Famous figures from the 1930s will take the stage each day in a revival of the old traveling summer entertainment called “chautauqua” (shaw-TAW-kwa).
Visitors on chairs under the tent will be treated to the music of Woody Guthrie and performances by actor/scholars portraying car maker Henry Ford, President Franklin Roosevelt, evangelist Aimee Semple McPherson and humorist/actor Will Rogers.
“Doing the Best They Could: National and Local Voices from the 1930s” is a partnership with the Missouri Humanities Council, and with support from the National Endowment for the Humanities and Friends of the Library.
Mark Bilyeu, of the local band Big Smith, kicks it off at 7 p.m. Thursday with the music of Woody Guthrie, the “Dust Bowl Troubadour.”
The chautauqua is part of the Library’s month-long Big Read celebration, when we encourage the community to read the same book to inspire reading and literacy.

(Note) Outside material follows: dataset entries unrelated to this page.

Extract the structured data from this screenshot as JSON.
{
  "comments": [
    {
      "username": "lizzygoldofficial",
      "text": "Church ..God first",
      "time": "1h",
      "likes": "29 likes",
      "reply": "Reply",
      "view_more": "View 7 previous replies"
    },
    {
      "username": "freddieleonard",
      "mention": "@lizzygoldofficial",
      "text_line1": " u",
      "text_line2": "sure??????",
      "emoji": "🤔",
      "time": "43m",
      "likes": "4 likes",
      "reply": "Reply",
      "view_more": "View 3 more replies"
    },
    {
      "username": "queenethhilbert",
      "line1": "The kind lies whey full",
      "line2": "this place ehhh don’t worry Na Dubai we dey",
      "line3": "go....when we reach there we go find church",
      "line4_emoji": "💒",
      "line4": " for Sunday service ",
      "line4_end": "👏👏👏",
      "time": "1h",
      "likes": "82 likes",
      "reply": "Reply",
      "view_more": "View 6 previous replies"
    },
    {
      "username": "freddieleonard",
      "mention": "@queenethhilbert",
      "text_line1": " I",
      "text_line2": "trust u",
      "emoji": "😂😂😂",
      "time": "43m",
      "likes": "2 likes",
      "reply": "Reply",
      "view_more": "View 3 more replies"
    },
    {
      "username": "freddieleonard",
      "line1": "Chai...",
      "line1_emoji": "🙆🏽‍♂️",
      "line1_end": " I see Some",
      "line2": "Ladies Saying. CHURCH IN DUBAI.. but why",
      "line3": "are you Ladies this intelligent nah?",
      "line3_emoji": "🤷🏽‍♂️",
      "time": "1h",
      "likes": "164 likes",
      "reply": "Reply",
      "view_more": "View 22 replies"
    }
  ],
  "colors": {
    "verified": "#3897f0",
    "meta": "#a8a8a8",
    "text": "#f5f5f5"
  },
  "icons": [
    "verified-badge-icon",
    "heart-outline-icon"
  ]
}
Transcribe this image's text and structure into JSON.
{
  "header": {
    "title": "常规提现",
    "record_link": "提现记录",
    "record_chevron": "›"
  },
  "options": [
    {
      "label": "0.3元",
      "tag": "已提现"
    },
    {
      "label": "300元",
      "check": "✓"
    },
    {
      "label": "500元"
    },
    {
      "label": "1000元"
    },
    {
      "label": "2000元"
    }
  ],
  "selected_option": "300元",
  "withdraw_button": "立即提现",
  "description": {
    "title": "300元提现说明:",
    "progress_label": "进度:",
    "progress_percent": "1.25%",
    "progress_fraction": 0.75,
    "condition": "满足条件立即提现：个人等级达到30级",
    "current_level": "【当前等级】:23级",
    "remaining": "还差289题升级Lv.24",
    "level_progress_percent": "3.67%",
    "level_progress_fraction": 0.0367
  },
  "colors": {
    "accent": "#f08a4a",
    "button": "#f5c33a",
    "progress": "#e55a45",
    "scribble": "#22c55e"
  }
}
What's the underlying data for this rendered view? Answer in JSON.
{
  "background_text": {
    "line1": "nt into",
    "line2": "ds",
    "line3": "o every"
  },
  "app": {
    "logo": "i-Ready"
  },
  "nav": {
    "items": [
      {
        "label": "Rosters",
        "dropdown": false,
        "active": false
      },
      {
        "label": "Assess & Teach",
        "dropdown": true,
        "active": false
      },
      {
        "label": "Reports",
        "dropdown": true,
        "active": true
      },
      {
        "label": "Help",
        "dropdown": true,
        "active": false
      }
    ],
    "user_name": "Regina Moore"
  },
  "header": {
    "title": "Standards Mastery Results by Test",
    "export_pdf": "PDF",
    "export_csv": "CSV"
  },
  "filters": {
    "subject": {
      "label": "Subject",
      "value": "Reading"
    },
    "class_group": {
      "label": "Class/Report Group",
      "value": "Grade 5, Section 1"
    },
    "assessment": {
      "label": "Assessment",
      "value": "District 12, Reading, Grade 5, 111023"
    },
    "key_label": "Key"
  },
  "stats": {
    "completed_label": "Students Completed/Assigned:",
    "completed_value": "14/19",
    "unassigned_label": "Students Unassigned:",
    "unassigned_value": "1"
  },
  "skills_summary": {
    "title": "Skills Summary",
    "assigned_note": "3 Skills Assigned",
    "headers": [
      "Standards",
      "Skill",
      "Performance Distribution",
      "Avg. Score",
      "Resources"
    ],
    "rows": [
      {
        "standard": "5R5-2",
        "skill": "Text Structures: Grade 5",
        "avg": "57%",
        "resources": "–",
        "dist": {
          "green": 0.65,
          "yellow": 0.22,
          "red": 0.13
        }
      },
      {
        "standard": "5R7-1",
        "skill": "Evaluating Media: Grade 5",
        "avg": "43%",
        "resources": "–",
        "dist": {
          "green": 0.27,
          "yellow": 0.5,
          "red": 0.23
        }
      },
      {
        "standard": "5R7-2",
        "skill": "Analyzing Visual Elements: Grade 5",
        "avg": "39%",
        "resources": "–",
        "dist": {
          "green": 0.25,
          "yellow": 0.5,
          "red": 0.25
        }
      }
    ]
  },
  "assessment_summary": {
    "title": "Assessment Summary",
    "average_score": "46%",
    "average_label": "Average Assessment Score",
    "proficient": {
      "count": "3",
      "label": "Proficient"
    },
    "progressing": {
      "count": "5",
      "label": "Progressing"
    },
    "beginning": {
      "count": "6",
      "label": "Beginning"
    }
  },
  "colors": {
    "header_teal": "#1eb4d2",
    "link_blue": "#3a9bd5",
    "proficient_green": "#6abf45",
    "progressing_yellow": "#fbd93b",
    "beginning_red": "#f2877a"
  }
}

This year’s book selection is Richard Peck’s “A Long Way from Chicago,” set in the 1930s like our chautauqua.
The historical characters will speak of the events, economy, social and religious issues of their days. But the actors say their messages are relevant for audiences today.
Paul Vickery sees Henry Ford as that era’s Bill Gates. Ford is on after live music by Evangel University musicians at 6:30 p.m. Friday.
Patrick McGinnis, portraying FDR after live music at 6:30 p.m. Saturday, finds parallels between the controversial social programs of FDR’s days and those today.
Aimee Semple McPherson’s message resonates today as it did in the 30s, says actor/scholar Tonia Compton. She performs at 2 p.m. Sunday with 30s gospel music by Bob and Connie Bilyeu. The evangelist urged people to turn to their faith for strength during the Depression, and believed the church should provide for the basic physical needs of those in need – much the way Americans are responding to the recent economic crisis, Compton says.
And Will Rogers? “A lot of what he had to say about politics and economics, his common sense, are still pretty on the mark,” says actor/scholar Doug Watson.
We hope you’ll join us for all the days’ events.
Find this article at